The IEA reckons the annual value of direct subsidies to the fossil fuel industry runs over $500 billion. An IMF working paper released this month () figures that the “Post-tax energy subsidies are dramatically higher than previously estimated—$4.9 trillion (6.5 percent of global GDP) in 2013, and projected to reach $5.3 trillion (6.5 percent of global GDP) in 2015.”
“The fiscal, environmental, and welfare impacts of energy subsidy reform are potentially enormous. Eliminating post-tax subsidies in 2015 could raise government revenue by $2.9 trillion (3.6 percent of
global GDP), cut global CO2 emissions by more than 20 percent, and cut premature air pollution deaths by more than half. After allowing for the higher energy costs faced by consumers, this action would raise global economic welfare by $1.8 trillion (2.2 percent of global GDP).”
Critics of renewable energy, seemingly blind to the massive subsidies devoted to fossil fuels and nuclear energy, complain that solar and wind energy depend upon subsidies. It is true that they have, in the past; it is also true that subsidies are no longer necessary. Consider these two recent projects tied to power purchase agreements: At the end of 2014, Saudi based , for a project in Dubai, below the cost of natural gas in the region (which is 9 cents per kWh), without any subsidies, expecting double digit returns. Michael Liebreich, the founder of Bloomberg New Energy Finance “This is the shot that will be heard around the world.
On July 7, Bloomberg reported that
“Berkshire Hathaway Inc.’s NV Energy agreed to pay 3.87 cents a kilowatt-hour for power from a 100-megawatt project that First Solar Inc. is developing, according to a filing with regulators. That’s a bargain. Last year the utility was paying 13.77 cents a kilowatt-hour for renewable energy. The rapid decline is a sign that solar energy is becoming a mainstream technology with fewer perceived risks. It’s also related to the 70 percent plunge in the price of panels since 2010, and the fact that the project will be built in Nevada, the third-sunniest state.”
Not a bad piece of business for a niche, i.e. thin film technology.
To put that figure (3.87 cents per kWh) in perspective, if a carbon tax were initiated at $30 per tonne (At that price, the world’s annual CO2 output would be priced at $1 trillion – x $30 — and it is hard to see how Wall Street could resist getting in on the action), a coal power plant, which emits almost 1 metric ton of CO2 per megawatt-hour, would have the same cost just for carbon as the entire “all-in” cost for PV. The coal plant also has to constantly pay for fuel. (Though, to be fair, the NV Energy price takes advantage of the 30 percent Investment Tax Credit (ITC). The ACWA project in Dubai, as mentioned, does not).

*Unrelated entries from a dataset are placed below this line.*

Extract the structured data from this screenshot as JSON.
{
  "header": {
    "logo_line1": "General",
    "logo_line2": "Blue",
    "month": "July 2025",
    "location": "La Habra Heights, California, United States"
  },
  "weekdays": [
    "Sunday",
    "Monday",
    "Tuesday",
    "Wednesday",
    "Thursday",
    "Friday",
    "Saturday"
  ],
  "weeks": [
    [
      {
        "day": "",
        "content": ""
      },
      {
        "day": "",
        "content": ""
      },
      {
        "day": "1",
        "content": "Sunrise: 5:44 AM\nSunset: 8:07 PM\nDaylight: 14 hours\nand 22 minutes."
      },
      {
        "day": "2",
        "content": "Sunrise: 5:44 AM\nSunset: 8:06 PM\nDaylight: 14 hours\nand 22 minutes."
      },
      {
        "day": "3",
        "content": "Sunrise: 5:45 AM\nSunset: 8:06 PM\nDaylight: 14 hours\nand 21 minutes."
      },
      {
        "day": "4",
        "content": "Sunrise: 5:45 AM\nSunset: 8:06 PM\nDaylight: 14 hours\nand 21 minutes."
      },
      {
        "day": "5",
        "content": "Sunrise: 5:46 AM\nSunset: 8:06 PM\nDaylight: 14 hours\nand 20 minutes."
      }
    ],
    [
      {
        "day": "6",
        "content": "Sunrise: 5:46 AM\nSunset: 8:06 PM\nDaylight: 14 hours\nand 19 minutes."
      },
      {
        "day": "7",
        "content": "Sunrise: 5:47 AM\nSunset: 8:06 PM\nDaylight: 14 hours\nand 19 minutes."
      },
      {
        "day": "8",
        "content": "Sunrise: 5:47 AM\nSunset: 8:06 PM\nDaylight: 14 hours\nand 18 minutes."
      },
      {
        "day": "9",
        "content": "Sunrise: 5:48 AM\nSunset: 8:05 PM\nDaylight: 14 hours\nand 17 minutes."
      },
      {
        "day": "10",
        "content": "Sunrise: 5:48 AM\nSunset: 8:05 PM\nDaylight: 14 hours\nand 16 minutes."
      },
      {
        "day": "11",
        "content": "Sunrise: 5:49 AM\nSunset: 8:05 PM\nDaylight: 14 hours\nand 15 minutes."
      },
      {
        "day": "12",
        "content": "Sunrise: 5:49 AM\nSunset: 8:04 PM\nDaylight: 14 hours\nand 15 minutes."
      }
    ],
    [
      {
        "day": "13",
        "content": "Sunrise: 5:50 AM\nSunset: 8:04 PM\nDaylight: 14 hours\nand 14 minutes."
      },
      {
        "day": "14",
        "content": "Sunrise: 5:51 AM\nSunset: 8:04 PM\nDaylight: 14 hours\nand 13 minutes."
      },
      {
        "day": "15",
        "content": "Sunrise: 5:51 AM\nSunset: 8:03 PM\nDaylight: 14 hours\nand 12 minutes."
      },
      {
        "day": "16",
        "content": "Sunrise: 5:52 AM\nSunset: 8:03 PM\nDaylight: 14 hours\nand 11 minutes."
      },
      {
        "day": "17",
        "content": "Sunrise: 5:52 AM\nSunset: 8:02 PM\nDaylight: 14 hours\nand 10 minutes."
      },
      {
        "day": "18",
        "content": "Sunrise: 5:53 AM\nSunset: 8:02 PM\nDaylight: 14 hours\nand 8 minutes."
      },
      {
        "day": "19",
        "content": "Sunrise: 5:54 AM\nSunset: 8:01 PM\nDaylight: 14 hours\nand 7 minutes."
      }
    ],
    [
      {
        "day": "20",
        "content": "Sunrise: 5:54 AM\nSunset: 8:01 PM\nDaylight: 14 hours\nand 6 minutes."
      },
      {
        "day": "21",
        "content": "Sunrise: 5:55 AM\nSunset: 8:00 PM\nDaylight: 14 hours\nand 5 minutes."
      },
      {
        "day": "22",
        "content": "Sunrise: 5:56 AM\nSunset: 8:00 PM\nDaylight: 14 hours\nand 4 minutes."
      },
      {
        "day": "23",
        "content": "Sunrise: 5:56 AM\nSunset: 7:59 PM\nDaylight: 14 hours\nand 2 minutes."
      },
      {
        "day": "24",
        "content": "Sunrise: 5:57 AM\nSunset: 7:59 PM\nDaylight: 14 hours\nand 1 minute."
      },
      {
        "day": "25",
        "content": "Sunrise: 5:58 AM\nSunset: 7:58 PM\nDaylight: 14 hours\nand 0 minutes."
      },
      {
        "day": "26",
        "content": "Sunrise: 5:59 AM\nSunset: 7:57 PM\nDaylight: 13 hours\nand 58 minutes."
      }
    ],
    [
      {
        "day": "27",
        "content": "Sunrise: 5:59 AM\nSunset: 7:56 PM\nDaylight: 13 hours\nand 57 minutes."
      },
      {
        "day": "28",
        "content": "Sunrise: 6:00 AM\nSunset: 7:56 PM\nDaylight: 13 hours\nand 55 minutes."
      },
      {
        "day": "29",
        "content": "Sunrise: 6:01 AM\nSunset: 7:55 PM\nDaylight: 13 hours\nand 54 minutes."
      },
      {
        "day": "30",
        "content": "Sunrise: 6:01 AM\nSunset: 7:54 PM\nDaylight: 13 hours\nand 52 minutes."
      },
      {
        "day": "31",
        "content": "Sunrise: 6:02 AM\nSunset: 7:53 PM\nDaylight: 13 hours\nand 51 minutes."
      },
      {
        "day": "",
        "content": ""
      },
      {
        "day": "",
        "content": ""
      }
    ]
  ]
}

Maybe this is at the root of last year’s oil price collapse. Instead of thinking that high fossil fuel prices will someday drive customers to seek renewables as an alternative, it may be time to admit that low cost renewables, now scaling rapidly, are going to eat fossil fuels’ lunch. Yamani was right: the oil age will not end because we have run out of oil. It is probably premature to lobby for a solar depletion allowance, and it is probably past the time to justify one for oil depletion